Organic Chilli Pepper ‘Habanero Orange’
Capsicum Chinensis – 20 seeds.
80,000 – 300,000 SHU
The Habanero Orange originated on the Yucatan Peninsula in Mexico and is named after the Cuban Capital ‘La Habana’.
It is a super super hot chilli pepper!
The habanero has a thin, waxy flesh and has a fruity/citrus flavour making it perfect for use in fresh salsas and salads. They actually loose some of their flavour when cooked.
The plant itself grows to around 70cm tall and is a bushy plant but it is slow to fruit – taking around 200 days. The fruits are short, lantern shaped fruits around 3cm in length and they mature from bright green to orange.
The habanero chilli is often used in hot sauces and freezes and dries well.
The chilli seeds should be sown in trays or modules from Jan – Mar at 18-21C. Pot on when seedlings are large enough to handle and continue to pot on as they grow. Plant out in late spring/early summer. For best yields grow in a greenhouse.
The Habanero can take a few weeks to germinate so be patient and don’t overwater!
Scroll down for the seed story!
Availability: 11 in stock
Chilli Peppers were brought to Europe by Christopher Columbus in the 1400’s.
Chillies originated in Mexico and are one of the oldest cultivated crops in the Americas. They have been part of the human diet since 7500BC.
The Aztecs discovered the medicinal qualities of capsaicin which is what gives chillies their heat. capsaicin was used to reduce blood pressure, relieve pain and is even said to increase metabolism and help with digestive issues.
Chillies are the traditional treatment for toothache in Mexico
In Africa, chillies are laid on fences around crops to deter elephants!
There are many species of capsicum but only 5 have actually been domesticated including two very popular types:
Capsicum Anuum which includes bell peppers, paprika, jalapeño’s and cayenne
Capsicum Chinensis which includes the habanero and scotch bonnet.

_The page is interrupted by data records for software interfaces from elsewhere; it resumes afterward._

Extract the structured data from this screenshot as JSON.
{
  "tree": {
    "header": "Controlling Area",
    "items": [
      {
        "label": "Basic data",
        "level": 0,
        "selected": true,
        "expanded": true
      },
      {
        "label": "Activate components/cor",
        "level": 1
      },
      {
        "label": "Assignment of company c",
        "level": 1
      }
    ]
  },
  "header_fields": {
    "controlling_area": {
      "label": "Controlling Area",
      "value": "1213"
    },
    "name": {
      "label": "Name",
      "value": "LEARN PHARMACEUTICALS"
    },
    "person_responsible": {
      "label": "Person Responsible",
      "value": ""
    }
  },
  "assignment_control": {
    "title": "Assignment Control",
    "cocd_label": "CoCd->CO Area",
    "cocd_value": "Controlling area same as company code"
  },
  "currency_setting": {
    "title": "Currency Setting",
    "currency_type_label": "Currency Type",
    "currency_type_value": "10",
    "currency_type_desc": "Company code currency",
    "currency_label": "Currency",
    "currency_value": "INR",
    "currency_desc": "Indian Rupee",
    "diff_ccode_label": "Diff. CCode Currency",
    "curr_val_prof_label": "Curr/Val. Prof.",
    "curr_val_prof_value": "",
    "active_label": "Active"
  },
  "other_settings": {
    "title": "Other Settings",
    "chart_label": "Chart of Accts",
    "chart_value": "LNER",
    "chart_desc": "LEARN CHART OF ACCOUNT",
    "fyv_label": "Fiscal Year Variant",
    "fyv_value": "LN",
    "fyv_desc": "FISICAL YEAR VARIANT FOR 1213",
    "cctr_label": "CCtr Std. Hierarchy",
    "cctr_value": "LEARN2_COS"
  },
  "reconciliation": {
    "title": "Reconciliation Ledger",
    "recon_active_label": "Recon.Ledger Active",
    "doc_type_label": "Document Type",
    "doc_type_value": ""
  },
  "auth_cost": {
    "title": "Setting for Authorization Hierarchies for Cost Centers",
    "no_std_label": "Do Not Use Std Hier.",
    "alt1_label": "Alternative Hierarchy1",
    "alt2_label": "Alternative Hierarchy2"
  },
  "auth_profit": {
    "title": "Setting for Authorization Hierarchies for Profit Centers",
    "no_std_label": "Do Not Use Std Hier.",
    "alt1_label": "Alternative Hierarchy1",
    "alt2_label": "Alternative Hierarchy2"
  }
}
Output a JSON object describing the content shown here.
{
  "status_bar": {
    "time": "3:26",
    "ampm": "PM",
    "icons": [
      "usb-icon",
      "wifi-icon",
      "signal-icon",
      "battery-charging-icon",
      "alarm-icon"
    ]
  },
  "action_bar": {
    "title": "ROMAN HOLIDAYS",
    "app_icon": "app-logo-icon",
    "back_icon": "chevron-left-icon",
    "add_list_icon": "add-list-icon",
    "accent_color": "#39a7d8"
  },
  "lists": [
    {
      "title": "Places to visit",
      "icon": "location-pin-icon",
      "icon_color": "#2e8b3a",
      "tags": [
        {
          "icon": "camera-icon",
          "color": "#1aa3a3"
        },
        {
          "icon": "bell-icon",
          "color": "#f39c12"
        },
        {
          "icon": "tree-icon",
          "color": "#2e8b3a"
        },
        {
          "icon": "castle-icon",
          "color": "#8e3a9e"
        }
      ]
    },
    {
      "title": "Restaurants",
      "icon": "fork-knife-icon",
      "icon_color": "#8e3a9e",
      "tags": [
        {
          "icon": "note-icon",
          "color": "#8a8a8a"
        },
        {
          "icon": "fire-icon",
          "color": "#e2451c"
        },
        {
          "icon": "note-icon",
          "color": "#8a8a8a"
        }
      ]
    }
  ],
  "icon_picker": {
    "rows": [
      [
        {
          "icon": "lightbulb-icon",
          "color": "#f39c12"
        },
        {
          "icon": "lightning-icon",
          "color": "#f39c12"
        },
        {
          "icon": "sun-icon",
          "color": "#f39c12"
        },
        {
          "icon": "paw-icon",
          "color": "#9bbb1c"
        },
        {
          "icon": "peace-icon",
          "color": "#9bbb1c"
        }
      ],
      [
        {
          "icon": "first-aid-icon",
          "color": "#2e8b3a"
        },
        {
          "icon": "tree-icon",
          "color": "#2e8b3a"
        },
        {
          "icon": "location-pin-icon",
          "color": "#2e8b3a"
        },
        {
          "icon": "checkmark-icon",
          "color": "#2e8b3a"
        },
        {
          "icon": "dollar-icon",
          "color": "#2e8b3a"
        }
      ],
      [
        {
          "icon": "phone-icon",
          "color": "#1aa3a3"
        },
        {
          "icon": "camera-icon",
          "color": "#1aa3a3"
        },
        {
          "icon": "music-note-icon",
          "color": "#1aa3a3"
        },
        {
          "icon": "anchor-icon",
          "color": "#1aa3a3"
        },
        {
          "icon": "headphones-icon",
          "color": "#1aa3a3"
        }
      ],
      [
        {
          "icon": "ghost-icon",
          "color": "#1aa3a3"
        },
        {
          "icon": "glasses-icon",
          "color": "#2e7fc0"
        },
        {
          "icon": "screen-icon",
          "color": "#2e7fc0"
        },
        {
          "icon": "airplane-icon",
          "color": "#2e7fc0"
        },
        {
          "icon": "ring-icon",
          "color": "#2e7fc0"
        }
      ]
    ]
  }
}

Chillies were introduced to Asia by Portuguese traders who sold them based on the similarities to black pepper in taste. They then introduced them to India at the end of the 15th century.